● **Problem**: Retype the lines of the listing below exactly, but only those from the one containing "What data populates" through the last line; pictures stay out.

● **Supplied records**:
□ □ □ □ □
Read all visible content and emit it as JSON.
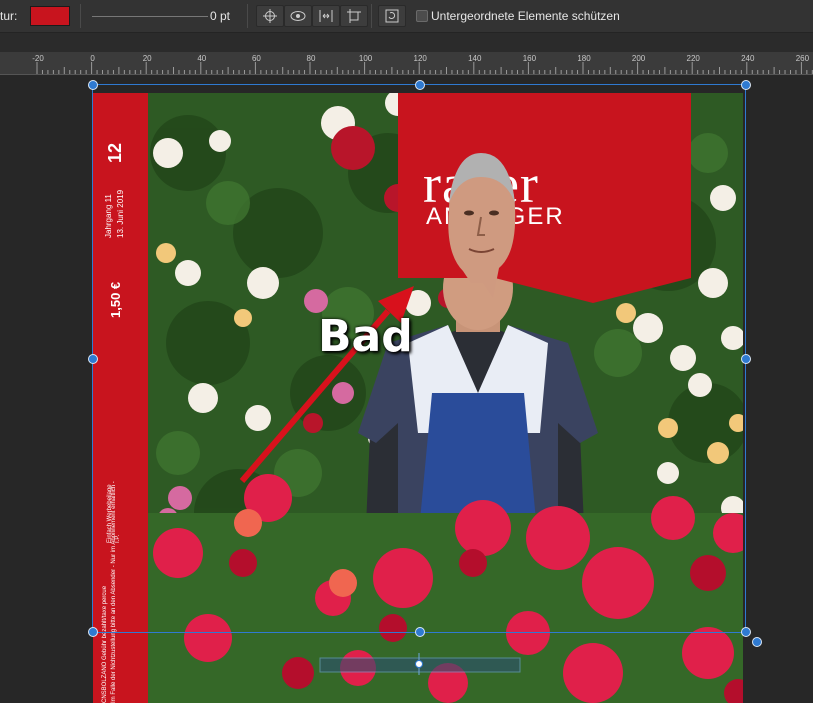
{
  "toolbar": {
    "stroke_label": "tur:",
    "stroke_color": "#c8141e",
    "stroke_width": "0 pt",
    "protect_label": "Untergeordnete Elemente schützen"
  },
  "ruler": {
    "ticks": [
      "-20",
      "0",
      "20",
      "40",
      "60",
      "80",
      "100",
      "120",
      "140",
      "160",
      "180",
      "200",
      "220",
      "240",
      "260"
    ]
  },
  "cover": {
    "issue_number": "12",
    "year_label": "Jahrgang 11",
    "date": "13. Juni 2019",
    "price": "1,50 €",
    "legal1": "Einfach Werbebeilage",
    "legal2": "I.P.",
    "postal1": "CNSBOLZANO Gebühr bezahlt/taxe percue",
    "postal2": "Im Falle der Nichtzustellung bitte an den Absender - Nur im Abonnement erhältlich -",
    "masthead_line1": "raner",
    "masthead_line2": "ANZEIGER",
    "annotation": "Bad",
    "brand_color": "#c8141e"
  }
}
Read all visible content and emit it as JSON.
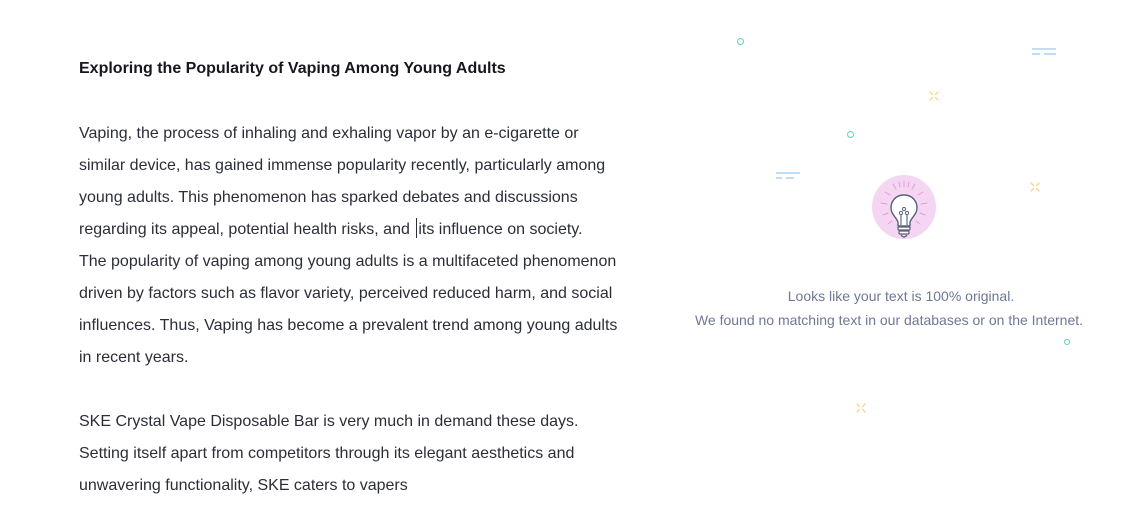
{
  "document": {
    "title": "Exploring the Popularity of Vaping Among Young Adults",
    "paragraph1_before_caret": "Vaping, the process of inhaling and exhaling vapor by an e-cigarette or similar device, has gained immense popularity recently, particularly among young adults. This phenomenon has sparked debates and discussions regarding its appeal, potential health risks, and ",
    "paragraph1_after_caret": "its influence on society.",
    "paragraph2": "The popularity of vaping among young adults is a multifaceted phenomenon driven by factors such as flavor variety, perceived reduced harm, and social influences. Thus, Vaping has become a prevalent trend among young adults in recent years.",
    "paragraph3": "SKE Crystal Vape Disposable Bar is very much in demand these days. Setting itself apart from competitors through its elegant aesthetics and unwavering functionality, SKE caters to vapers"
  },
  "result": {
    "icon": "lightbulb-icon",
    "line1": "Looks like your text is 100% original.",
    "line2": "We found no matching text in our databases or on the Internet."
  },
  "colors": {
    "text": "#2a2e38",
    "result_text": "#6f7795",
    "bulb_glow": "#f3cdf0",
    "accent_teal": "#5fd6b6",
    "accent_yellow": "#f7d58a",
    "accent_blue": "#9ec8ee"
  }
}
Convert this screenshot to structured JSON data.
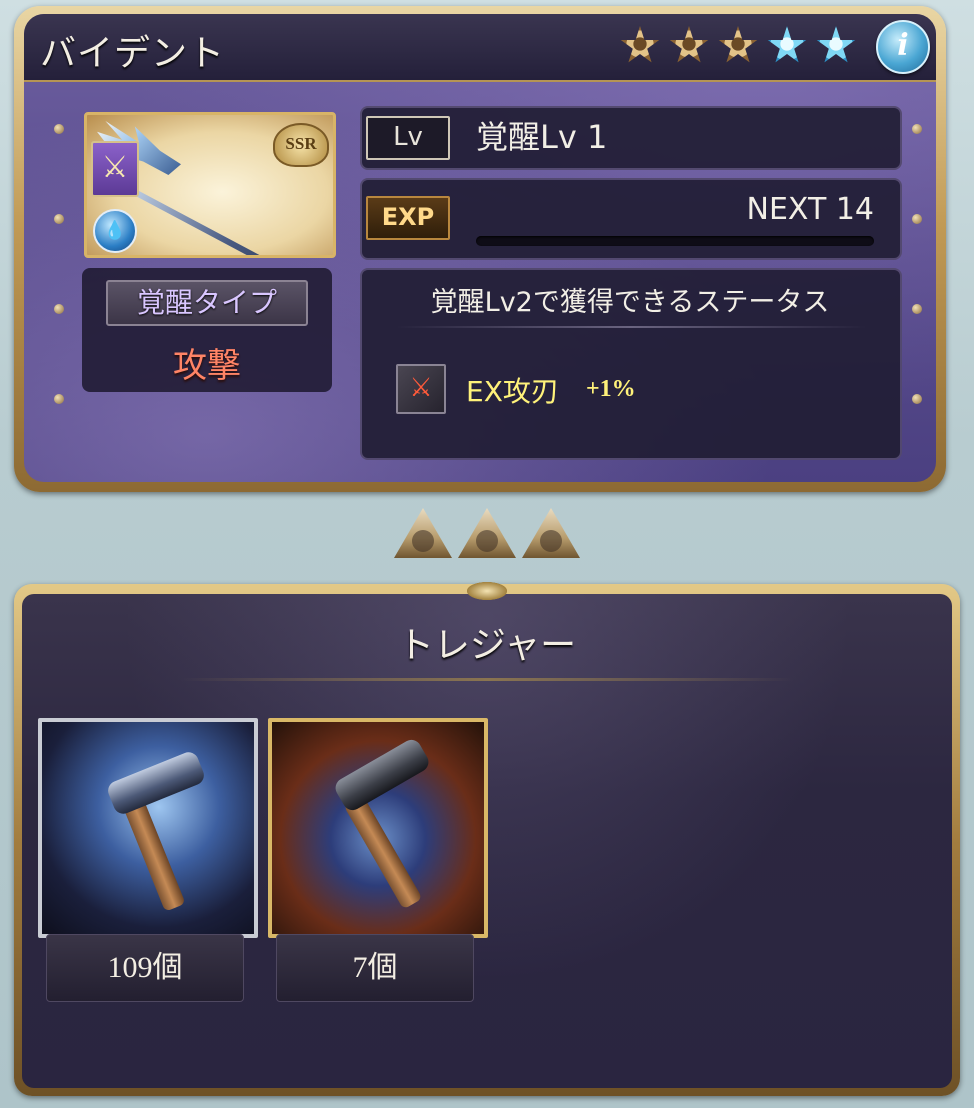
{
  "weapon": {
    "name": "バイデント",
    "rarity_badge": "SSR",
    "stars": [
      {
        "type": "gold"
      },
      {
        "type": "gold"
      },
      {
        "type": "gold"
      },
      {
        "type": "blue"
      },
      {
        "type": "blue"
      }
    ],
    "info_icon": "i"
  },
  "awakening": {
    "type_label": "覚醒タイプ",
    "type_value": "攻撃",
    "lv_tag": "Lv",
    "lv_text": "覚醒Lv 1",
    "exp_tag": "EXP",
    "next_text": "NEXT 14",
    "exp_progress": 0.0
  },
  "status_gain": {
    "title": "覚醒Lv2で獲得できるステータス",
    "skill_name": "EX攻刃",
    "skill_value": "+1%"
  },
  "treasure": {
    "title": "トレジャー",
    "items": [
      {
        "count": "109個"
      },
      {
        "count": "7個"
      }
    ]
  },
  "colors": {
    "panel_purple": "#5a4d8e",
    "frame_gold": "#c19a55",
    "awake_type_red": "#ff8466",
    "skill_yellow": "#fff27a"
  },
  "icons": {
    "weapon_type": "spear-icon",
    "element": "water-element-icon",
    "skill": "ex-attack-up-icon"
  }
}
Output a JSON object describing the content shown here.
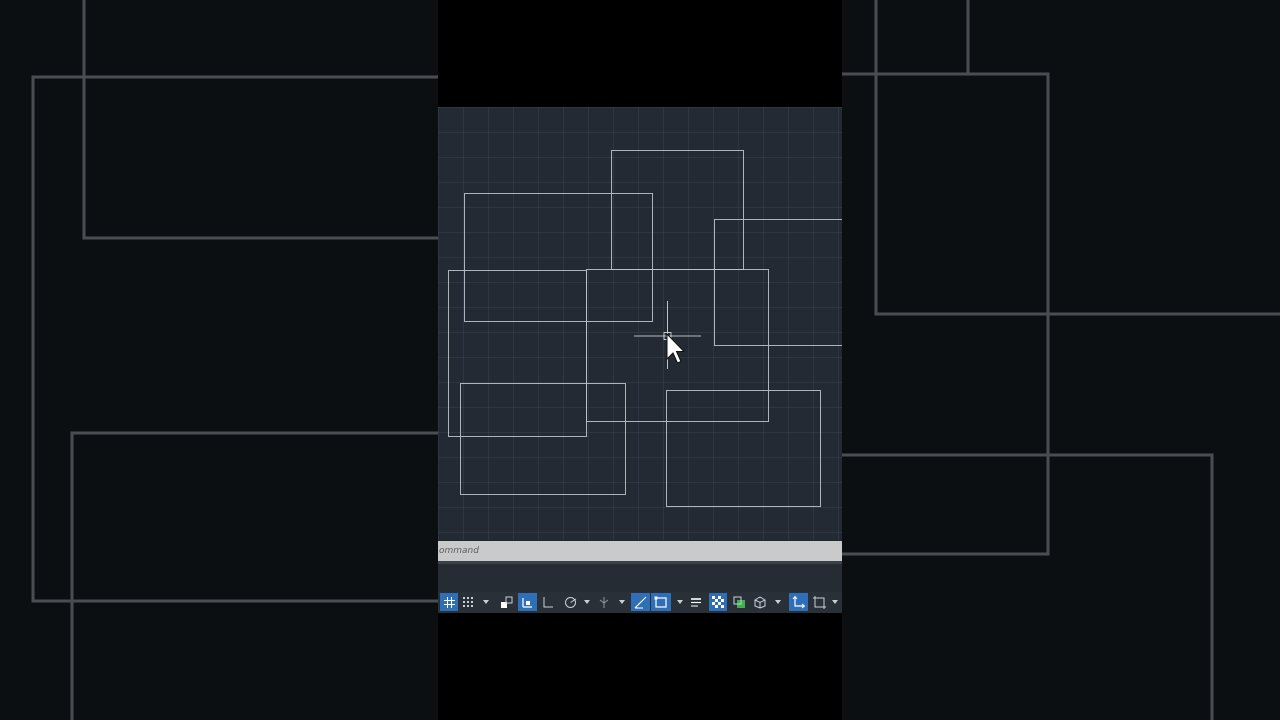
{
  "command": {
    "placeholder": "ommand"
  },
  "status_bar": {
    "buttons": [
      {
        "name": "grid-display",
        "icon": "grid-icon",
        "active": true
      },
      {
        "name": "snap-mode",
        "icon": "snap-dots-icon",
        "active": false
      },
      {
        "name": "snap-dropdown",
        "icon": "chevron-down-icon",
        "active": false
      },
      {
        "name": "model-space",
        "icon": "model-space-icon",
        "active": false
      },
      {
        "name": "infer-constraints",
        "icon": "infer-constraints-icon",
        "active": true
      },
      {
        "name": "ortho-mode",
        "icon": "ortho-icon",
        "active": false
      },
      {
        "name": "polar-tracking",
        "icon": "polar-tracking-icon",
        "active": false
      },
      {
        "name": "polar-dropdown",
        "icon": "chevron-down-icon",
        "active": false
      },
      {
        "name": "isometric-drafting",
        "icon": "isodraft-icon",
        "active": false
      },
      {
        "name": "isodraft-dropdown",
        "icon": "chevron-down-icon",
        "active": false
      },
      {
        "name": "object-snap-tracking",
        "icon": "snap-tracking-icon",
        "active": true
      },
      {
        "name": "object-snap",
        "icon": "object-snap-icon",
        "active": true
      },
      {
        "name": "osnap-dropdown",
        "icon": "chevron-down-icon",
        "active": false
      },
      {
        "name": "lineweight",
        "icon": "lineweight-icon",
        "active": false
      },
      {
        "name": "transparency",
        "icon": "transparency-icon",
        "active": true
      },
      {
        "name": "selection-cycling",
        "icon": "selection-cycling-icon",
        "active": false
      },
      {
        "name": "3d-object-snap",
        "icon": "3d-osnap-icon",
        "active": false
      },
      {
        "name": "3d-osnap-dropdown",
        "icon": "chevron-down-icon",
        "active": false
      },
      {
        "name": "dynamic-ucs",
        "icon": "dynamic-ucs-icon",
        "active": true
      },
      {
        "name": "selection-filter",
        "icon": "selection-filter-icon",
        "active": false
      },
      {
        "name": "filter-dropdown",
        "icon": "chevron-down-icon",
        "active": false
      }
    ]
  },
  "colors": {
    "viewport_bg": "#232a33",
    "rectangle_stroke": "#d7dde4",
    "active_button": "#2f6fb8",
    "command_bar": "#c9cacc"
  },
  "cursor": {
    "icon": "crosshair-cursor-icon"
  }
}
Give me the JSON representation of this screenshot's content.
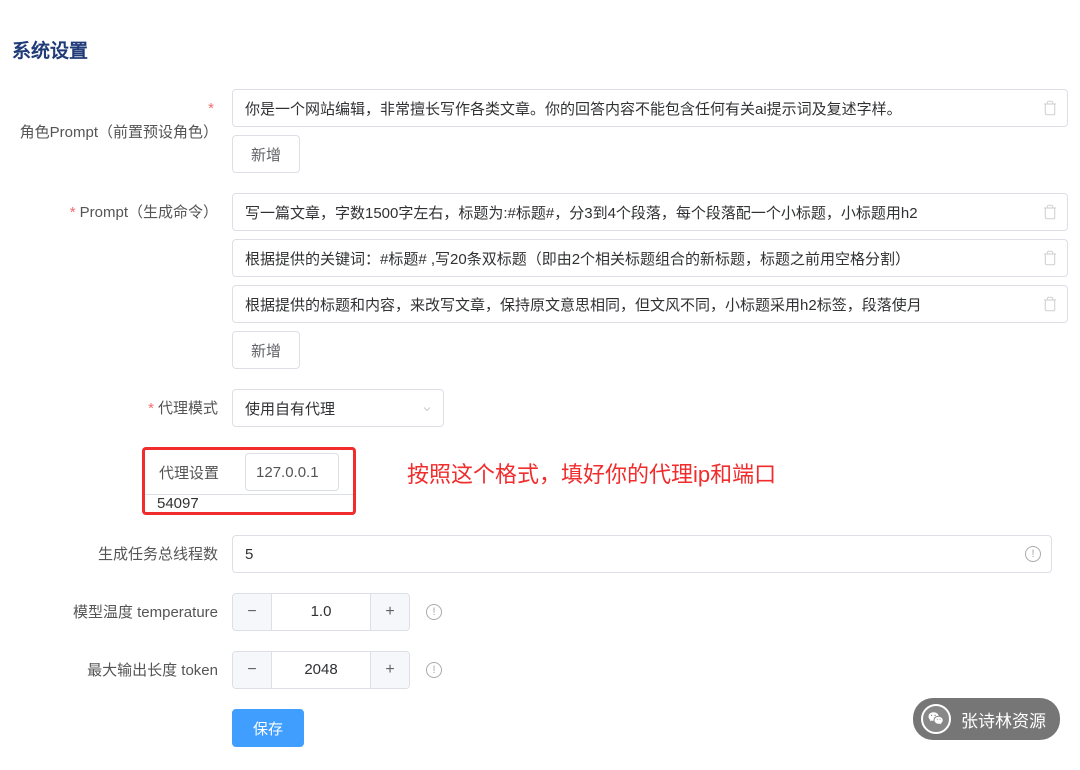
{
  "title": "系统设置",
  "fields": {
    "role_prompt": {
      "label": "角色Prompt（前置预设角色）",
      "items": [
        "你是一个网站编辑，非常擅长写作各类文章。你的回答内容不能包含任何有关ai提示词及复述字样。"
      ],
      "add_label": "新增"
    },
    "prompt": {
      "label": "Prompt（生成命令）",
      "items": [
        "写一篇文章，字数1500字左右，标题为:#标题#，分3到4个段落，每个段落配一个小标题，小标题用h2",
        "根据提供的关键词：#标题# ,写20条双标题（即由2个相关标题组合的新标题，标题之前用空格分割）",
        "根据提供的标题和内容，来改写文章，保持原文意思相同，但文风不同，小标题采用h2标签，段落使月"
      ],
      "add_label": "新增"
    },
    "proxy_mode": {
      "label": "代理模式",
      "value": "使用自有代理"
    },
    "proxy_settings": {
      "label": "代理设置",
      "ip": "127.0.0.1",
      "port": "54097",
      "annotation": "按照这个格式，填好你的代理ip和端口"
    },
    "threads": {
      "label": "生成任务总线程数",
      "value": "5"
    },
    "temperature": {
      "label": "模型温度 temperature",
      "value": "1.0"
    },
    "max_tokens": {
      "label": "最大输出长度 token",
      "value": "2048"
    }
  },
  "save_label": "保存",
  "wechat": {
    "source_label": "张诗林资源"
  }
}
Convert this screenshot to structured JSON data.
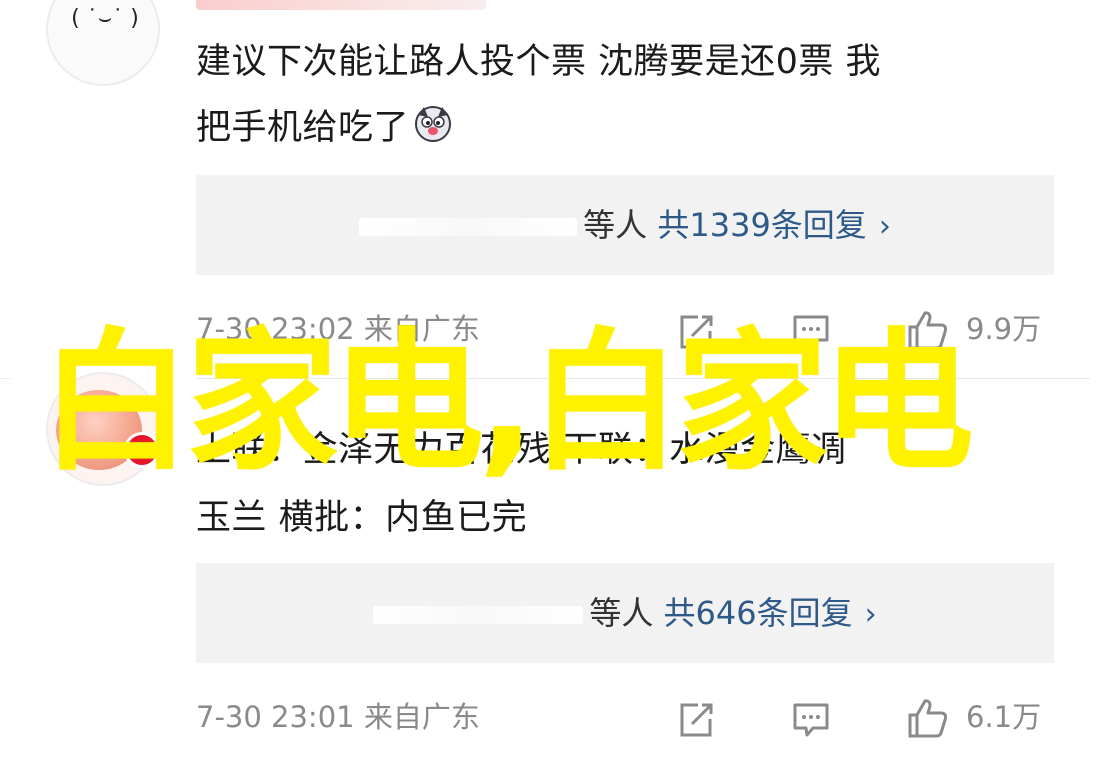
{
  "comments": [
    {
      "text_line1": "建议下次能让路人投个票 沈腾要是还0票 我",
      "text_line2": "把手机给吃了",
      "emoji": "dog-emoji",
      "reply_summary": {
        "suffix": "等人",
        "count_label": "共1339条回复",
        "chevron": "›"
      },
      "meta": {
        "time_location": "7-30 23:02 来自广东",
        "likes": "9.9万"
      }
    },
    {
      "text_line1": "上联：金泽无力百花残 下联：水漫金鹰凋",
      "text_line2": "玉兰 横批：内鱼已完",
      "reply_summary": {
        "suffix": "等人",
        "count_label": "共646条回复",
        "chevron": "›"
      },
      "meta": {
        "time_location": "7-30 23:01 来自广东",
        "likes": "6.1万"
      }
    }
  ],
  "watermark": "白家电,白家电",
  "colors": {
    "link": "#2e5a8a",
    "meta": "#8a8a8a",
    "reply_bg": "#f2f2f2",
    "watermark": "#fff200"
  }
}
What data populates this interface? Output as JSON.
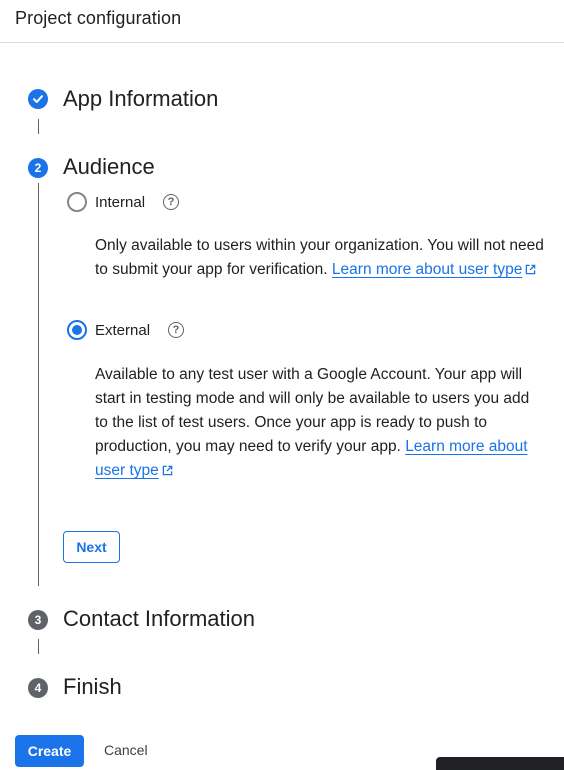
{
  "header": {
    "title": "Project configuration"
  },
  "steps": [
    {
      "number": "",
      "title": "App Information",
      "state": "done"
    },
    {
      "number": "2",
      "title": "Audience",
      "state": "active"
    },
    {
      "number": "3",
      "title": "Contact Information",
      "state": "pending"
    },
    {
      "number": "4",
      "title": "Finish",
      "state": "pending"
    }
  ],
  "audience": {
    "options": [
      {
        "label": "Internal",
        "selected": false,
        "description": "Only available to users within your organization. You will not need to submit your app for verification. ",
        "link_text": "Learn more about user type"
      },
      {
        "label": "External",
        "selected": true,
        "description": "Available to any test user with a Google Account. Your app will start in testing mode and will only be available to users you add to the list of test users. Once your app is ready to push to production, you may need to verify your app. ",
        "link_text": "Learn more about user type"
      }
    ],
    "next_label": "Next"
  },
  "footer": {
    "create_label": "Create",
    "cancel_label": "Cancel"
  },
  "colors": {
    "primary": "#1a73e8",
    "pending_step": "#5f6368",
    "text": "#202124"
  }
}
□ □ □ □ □
● **Result of the task**:
What data populates this interface? Output as JSON.
{
  "header": {
    "title": "Project configuration"
  },
  "steps": [
    {
      "number": "",
      "title": "App Information",
      "state": "done"
    },
    {
      "number": "2",
      "title": "Audience",
      "state": "active"
    },
    {
      "number": "3",
      "title": "Contact Information",
      "state": "pending"
    },
    {
      "number": "4",
      "title": "Finish",
      "state": "pending"
    }
  ],
  "audience": {
    "options": [
      {
        "label": "Internal",
        "selected": false,
        "description": "Only available to users within your organization. You will not need to submit your app for verification. ",
        "link_text": "Learn more about user type"
      },
      {
        "label": "External",
        "selected": true,
        "description": "Available to any test user with a Google Account. Your app will start in testing mode and will only be available to users you add to the list of test users. Once your app is ready to push to production, you may need to verify your app. ",
        "link_text": "Learn more about user type"
      }
    ],
    "next_label": "Next"
  },
  "footer": {
    "create_label": "Create",
    "cancel_label": "Cancel"
  },
  "colors": {
    "primary": "#1a73e8",
    "pending_step": "#5f6368",
    "text": "#202124"
  }
}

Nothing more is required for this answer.